Brian Bedford, an English-born actor best known to furs as the voice of the titular character in Disney's Robin Hood, passed away January 13, 2016, due to cancer in Santa Barbera, California. He was 80.
Bedford was born in Morley, UK on February 16, 1935. Primarily a stage actor, known for his work on Broadway, he made his Broadway debut in 1959, in the play Five Finger Exercise, directed by John Gielgud. In 1971, he won a Tony Award for his role in The School for Wives. He would gain an additional six Tony nominations; the most recent coming for his last stage role, Lady Bracknell in The Importance of Being Earnest. He also appeared in many TV and film roles, though his vocal role as the vulpine Robin Hood is his best known.
Bedford is survived by his husband, Tim MacDonald.
Cats and More Cats; Feline Fantasy Fiction, edited by Fred Patten, is launching at Further Confusion 2016 in San Jose, California over the January 14-18 five-day weekend. The book can be pre-ordered online from FurPlanet Productions. It will be for sale on the FurPlanet online catalogue afterwards.
Cats and More Cats is a reprint anthology of 14 short stories and novelettes of feline fantasy fiction (“the best of the best”) from 1989 to the present, most of them out-of-print today, plus a new essay and an extensive bibliography of cat fantasy books. This is designed to appeal to both science fiction and fantasy fans, and all cat-lovers.
FurPlanet Publications, $19.95 (261 pages). Wraparound cover by Donryu. ISBN 978-1-61450-297-5
In an uplifted universe, where the humans sneaked away when no one was looking, Earth is largely cats and dogs.
The dogs rule, at least in North America, and two sisters are trying to get more feline representation in what is supposedly a democracy. Events conspire to separate the sisters, and the level headed sister, Kipper, is forced into a wild adventure to find her sister, or at least solve the mystery that seems to threaten them both.
This is book one of three, with the third coming out soon.

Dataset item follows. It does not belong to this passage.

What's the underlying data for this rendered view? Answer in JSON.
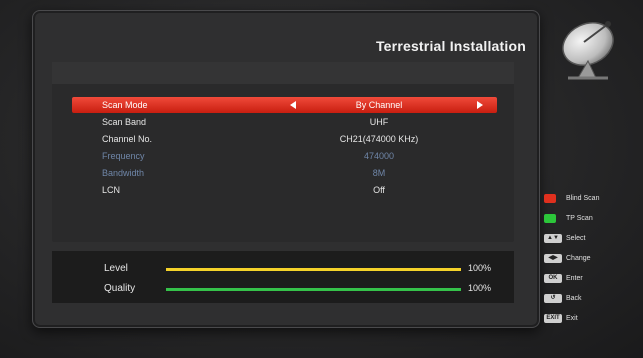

Better late then never, they always say, and that is never more true than with movies. For it does not matter how old a movie is; if it is good, and timeless, it won't be dated five years later.
So, one year after its worldwide premiere, I am reviewing All Creatures Big and Small, a movie that everybody forgot immediately after it came out. Apparently, nobody thought it was very good (which is probably what you heard). But let me tell you this: it is good, and if you give it a chance, you will see why I say this.

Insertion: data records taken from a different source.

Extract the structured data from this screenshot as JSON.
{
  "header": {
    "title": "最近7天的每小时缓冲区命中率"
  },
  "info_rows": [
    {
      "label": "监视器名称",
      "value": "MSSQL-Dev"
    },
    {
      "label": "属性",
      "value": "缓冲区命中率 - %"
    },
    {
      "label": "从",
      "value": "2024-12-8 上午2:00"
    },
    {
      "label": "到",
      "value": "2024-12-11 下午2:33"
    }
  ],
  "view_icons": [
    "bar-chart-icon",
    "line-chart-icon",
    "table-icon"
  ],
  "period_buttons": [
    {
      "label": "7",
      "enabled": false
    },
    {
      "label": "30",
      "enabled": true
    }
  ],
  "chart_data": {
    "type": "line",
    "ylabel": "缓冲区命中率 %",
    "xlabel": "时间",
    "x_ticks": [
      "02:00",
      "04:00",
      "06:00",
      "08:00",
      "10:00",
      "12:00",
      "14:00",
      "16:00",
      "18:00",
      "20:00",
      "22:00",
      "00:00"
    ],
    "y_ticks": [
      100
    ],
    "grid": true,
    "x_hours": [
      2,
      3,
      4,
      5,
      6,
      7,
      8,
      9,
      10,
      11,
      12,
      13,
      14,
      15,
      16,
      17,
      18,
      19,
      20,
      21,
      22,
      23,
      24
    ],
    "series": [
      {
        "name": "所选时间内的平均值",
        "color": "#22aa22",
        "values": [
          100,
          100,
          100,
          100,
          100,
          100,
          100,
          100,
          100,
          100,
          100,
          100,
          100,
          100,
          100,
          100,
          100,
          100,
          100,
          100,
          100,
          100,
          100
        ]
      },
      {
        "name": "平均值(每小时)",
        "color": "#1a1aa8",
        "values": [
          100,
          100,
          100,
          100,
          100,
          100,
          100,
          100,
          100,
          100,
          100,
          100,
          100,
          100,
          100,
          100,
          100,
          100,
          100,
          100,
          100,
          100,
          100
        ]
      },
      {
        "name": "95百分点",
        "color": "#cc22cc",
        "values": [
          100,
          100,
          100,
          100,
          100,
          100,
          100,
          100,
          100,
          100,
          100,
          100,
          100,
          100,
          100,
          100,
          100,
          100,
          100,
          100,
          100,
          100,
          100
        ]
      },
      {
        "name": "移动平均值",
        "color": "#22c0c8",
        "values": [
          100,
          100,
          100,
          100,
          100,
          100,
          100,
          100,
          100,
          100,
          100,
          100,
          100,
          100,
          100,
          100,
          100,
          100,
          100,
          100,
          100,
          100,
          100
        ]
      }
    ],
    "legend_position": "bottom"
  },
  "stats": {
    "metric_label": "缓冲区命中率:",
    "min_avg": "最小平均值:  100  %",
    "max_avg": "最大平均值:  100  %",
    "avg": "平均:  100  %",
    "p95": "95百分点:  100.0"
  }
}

Learning to Go is a sweet, romantic read with a light touch and plenty of humour; no mean achievement for a book with BDSM and abusive relationships as its core themes.
Rufus the tiger's life is stable without being fantastic. He's in a relationship with Victor, a lion, although they argue a lot. He's got a good job, although he works with Victor, which is a major cause of friction.
The incident that upsets the status quo comes early on: Rufus, reeling from another argument and taking advantage of his relationship's open status, hires the services of a sex worker to scratch an itch Victor has been unwilling to explore with him.
When professional dom Bennett, a German shepherd, arrives at his apartment, Rufus is able to see beyond his job (and his good looks), treating him as a person. He'd like to have Bennett as a friend, but this would dangerously blur the boundaries of their arrangement; most friends don't charge $200 an hour to hang out and chat.